ACTIVITY.
Tell how many lines in the data contain the word "this", and leave out everything else.

MATERIAL TO PROCESS.
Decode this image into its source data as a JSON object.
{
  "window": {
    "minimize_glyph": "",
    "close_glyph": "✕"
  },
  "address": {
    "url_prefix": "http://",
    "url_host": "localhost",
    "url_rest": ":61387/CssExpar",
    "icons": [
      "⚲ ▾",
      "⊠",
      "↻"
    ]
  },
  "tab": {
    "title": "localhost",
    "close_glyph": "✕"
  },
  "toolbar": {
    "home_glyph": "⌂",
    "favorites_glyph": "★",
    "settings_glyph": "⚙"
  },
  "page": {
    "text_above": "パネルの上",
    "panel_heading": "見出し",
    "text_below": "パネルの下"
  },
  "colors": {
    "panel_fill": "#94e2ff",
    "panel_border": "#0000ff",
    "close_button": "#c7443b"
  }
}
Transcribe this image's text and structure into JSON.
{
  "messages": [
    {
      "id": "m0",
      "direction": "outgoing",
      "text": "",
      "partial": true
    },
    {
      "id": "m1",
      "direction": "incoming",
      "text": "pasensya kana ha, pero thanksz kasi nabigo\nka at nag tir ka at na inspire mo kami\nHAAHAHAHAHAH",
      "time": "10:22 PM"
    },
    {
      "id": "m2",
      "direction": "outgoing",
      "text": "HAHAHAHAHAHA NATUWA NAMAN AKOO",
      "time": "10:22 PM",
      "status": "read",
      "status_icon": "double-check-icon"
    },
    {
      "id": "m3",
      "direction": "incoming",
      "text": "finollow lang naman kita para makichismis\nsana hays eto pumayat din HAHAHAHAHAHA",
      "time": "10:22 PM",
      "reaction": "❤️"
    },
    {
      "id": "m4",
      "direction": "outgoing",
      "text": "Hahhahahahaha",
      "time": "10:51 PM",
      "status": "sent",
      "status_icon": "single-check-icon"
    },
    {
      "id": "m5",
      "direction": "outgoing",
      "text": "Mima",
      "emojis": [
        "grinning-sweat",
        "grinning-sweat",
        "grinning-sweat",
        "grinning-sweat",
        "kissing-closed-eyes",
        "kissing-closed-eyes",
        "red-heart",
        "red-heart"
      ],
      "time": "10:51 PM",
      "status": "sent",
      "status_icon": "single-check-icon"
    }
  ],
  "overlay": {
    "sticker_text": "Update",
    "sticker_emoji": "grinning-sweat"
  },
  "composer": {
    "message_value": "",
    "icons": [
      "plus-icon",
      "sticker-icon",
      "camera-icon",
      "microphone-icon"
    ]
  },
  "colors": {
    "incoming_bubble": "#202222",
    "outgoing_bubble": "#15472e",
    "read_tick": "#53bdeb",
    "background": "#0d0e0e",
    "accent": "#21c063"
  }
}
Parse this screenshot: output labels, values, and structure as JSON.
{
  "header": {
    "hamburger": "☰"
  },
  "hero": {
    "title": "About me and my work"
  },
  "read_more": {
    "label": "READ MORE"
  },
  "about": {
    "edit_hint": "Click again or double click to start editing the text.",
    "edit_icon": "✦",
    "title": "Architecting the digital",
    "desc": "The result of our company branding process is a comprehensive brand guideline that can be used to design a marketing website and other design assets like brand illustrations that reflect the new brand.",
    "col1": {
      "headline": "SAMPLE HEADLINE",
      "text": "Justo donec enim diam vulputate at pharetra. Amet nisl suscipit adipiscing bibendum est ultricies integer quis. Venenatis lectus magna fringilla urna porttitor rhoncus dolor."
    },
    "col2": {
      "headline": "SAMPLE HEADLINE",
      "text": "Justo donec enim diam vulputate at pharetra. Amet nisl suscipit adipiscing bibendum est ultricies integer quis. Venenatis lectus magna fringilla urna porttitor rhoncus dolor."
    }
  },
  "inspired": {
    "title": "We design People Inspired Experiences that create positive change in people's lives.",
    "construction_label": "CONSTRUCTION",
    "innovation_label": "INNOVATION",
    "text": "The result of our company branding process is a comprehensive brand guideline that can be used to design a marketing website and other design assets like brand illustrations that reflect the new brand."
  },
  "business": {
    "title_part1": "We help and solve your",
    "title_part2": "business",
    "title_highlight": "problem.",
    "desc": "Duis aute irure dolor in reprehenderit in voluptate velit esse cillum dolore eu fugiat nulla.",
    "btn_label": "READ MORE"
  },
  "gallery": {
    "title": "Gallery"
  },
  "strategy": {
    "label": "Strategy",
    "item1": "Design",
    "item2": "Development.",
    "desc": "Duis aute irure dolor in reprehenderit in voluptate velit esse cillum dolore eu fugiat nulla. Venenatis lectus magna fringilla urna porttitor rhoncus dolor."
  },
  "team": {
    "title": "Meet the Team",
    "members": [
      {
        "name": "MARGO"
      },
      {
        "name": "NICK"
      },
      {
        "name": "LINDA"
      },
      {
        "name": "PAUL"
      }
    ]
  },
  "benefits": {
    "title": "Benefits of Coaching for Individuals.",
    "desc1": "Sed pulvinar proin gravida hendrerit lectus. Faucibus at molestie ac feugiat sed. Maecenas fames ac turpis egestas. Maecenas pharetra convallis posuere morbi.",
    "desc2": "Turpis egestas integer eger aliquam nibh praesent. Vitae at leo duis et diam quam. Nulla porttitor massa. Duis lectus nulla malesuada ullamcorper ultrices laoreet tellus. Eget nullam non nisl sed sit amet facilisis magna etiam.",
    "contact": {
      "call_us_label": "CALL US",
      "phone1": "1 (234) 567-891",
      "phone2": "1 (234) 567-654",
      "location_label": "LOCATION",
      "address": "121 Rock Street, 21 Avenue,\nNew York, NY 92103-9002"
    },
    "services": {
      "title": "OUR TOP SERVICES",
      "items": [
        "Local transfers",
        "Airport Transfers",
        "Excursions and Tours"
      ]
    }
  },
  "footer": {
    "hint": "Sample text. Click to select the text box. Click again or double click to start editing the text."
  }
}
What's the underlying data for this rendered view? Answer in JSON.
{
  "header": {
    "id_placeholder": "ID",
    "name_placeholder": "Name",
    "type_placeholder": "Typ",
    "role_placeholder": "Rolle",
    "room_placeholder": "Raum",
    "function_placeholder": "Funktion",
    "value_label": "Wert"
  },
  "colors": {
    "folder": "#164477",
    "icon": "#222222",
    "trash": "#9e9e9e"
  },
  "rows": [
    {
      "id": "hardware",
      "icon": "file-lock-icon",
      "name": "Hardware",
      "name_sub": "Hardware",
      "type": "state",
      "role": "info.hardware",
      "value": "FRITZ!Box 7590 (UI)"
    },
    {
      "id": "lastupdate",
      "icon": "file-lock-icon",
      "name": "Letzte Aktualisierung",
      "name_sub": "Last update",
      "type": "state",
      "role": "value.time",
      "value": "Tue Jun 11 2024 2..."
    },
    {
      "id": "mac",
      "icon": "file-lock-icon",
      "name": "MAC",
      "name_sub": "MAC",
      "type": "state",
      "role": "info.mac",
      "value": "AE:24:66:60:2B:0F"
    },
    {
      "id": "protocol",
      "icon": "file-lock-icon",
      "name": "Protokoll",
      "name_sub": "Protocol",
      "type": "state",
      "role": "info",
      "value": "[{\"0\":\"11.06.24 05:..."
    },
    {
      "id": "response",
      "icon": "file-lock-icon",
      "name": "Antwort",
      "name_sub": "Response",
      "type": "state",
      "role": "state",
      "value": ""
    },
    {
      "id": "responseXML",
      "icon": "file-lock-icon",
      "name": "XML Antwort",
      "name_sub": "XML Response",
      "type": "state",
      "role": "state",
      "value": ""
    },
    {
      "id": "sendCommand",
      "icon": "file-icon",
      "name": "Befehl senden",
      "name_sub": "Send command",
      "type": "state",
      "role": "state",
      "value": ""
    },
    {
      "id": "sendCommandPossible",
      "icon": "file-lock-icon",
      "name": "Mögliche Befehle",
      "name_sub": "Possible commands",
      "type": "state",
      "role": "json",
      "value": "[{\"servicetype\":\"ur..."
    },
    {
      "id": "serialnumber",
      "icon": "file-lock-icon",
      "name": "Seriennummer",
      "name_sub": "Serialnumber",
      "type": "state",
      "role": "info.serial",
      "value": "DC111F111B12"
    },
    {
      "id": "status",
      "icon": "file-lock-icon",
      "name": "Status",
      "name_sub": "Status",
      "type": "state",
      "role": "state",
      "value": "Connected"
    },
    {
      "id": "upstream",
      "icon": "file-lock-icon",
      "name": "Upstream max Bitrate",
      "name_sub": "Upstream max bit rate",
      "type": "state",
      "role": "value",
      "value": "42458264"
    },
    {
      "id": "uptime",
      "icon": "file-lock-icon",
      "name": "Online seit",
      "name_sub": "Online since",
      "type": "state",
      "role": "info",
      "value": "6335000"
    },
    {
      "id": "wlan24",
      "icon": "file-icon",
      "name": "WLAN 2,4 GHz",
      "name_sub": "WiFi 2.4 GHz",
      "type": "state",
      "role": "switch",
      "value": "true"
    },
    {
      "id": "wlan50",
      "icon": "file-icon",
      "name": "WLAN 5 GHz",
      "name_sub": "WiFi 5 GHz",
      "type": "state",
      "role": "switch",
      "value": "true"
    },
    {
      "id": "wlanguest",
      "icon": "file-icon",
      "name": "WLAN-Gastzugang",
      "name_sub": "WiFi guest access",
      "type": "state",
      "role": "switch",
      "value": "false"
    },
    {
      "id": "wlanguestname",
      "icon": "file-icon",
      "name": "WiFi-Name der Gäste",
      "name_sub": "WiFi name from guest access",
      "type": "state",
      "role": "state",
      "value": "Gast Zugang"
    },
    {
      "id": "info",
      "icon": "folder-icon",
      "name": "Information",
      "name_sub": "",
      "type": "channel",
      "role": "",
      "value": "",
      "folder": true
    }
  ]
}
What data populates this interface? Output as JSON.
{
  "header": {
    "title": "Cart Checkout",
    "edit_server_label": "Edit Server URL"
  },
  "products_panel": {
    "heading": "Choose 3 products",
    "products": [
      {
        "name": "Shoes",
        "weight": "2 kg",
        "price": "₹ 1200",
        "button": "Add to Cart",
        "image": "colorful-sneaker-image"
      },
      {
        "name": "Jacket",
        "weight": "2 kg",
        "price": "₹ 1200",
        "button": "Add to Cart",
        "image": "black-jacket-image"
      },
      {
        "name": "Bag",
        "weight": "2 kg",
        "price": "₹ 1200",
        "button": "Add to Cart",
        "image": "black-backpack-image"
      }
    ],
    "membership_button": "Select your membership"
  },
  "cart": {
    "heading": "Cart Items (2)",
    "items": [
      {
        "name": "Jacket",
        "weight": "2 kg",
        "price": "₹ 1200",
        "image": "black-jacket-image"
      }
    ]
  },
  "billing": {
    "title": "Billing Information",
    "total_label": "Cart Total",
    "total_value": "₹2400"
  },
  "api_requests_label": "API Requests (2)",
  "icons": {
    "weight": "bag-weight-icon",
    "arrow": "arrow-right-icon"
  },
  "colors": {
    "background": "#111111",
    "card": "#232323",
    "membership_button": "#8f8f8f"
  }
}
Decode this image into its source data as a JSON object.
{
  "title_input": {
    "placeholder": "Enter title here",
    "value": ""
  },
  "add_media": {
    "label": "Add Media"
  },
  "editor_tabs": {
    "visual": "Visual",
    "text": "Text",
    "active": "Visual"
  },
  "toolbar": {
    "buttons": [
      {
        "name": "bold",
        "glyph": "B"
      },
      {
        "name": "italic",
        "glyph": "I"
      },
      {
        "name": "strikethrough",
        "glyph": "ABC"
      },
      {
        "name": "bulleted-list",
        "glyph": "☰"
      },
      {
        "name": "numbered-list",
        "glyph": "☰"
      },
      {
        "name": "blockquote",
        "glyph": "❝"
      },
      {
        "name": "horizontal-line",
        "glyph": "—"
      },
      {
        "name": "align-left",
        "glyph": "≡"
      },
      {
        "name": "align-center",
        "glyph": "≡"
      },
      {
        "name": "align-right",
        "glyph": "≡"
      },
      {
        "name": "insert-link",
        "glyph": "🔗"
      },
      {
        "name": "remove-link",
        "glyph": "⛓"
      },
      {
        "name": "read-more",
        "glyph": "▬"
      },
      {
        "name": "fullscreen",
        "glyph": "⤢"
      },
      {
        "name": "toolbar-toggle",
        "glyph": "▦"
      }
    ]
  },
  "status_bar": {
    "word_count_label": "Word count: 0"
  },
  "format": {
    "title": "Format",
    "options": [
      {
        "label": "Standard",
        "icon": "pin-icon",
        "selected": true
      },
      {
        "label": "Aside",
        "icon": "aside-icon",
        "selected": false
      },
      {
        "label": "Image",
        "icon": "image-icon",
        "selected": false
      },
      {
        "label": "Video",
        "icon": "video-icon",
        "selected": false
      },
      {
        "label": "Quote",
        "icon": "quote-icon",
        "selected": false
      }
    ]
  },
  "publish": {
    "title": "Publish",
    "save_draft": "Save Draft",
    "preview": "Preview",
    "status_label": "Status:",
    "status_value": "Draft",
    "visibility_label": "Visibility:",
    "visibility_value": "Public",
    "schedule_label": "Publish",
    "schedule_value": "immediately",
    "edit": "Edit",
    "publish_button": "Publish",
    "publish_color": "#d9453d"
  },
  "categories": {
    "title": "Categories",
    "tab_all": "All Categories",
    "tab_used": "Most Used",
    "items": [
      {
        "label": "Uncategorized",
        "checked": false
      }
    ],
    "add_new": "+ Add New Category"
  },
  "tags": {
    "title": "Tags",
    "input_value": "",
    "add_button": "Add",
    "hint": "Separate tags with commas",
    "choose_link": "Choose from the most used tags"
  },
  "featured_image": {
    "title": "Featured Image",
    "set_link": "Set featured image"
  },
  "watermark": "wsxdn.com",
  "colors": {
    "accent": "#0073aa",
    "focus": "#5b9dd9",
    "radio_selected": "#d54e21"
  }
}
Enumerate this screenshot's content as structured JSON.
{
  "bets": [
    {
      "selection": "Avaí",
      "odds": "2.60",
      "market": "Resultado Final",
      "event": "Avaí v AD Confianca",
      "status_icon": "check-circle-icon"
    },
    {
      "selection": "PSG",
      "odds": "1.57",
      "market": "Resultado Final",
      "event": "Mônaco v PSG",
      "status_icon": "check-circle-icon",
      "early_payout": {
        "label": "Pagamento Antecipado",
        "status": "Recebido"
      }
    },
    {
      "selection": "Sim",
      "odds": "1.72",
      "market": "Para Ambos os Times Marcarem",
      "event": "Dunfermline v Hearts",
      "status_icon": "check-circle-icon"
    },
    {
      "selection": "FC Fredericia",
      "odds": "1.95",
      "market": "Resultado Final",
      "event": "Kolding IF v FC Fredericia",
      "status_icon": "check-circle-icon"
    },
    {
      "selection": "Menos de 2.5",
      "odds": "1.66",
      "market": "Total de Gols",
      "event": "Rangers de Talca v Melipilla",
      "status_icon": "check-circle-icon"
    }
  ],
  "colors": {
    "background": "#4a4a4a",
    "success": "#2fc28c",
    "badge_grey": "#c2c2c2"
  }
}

ANSWER SECTION.
7